◆ Work task: The reply should hold every record, copied exactly.
Start of Material for the task
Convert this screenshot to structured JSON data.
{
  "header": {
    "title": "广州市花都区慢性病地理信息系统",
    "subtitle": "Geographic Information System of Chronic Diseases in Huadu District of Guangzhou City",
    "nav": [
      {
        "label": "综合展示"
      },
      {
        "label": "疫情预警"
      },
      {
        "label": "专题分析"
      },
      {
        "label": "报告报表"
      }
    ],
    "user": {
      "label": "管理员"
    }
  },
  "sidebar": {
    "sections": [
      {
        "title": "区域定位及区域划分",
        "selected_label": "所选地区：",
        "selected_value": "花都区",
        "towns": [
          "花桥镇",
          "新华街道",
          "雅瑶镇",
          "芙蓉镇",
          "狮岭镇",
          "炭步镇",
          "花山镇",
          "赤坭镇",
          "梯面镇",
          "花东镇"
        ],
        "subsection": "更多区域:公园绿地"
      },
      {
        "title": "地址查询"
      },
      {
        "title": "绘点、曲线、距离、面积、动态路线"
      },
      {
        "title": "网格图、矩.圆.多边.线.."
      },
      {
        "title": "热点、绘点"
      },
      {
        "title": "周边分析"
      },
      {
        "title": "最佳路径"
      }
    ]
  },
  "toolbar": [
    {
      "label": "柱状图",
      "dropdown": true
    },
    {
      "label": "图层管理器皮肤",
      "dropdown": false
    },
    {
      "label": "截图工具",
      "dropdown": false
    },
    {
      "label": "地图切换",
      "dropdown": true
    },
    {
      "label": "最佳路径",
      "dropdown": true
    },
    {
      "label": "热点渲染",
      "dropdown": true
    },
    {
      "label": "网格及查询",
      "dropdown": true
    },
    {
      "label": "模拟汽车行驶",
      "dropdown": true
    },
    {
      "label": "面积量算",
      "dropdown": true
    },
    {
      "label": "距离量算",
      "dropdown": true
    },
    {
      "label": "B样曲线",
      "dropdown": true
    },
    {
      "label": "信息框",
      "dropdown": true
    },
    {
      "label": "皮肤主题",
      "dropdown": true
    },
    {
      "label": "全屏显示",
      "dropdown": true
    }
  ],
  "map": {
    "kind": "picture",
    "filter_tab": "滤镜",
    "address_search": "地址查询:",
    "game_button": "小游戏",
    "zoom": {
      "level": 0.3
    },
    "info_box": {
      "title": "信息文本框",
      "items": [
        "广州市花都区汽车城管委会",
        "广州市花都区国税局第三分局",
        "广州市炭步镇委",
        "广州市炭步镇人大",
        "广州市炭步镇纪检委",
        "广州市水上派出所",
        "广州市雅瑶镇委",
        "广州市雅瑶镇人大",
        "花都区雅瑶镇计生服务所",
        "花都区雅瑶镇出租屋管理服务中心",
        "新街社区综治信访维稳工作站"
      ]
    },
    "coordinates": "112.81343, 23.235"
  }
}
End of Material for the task
◆ Task solution:
Convert this screenshot to structured JSON data.
{
  "header": {
    "title": "广州市花都区慢性病地理信息系统",
    "subtitle": "Geographic Information System of Chronic Diseases in Huadu District of Guangzhou City",
    "nav": [
      {
        "label": "综合展示"
      },
      {
        "label": "疫情预警"
      },
      {
        "label": "专题分析"
      },
      {
        "label": "报告报表"
      }
    ],
    "user": {
      "label": "管理员"
    }
  },
  "sidebar": {
    "sections": [
      {
        "title": "区域定位及区域划分",
        "selected_label": "所选地区：",
        "selected_value": "花都区",
        "towns": [
          "花桥镇",
          "新华街道",
          "雅瑶镇",
          "芙蓉镇",
          "狮岭镇",
          "炭步镇",
          "花山镇",
          "赤坭镇",
          "梯面镇",
          "花东镇"
        ],
        "subsection": "更多区域:公园绿地"
      },
      {
        "title": "地址查询"
      },
      {
        "title": "绘点、曲线、距离、面积、动态路线"
      },
      {
        "title": "网格图、矩.圆.多边.线.."
      },
      {
        "title": "热点、绘点"
      },
      {
        "title": "周边分析"
      },
      {
        "title": "最佳路径"
      }
    ]
  },
  "toolbar": [
    {
      "label": "柱状图",
      "dropdown": true
    },
    {
      "label": "图层管理器皮肤",
      "dropdown": false
    },
    {
      "label": "截图工具",
      "dropdown": false
    },
    {
      "label": "地图切换",
      "dropdown": true
    },
    {
      "label": "最佳路径",
      "dropdown": true
    },
    {
      "label": "热点渲染",
      "dropdown": true
    },
    {
      "label": "网格及查询",
      "dropdown": true
    },
    {
      "label": "模拟汽车行驶",
      "dropdown": true
    },
    {
      "label": "面积量算",
      "dropdown": true
    },
    {
      "label": "距离量算",
      "dropdown": true
    },
    {
      "label": "B样曲线",
      "dropdown": true
    },
    {
      "label": "信息框",
      "dropdown": true
    },
    {
      "label": "皮肤主题",
      "dropdown": true
    },
    {
      "label": "全屏显示",
      "dropdown": true
    }
  ],
  "map": {
    "kind": "picture",
    "filter_tab": "滤镜",
    "address_search": "地址查询:",
    "game_button": "小游戏",
    "zoom": {
      "level": 0.3
    },
    "info_box": {
      "title": "信息文本框",
      "items": [
        "广州市花都区汽车城管委会",
        "广州市花都区国税局第三分局",
        "广州市炭步镇委",
        "广州市炭步镇人大",
        "广州市炭步镇纪检委",
        "广州市水上派出所",
        "广州市雅瑶镇委",
        "广州市雅瑶镇人大",
        "花都区雅瑶镇计生服务所",
        "花都区雅瑶镇出租屋管理服务中心",
        "新街社区综治信访维稳工作站"
      ]
    },
    "coordinates": "112.81343, 23.235"
  }
}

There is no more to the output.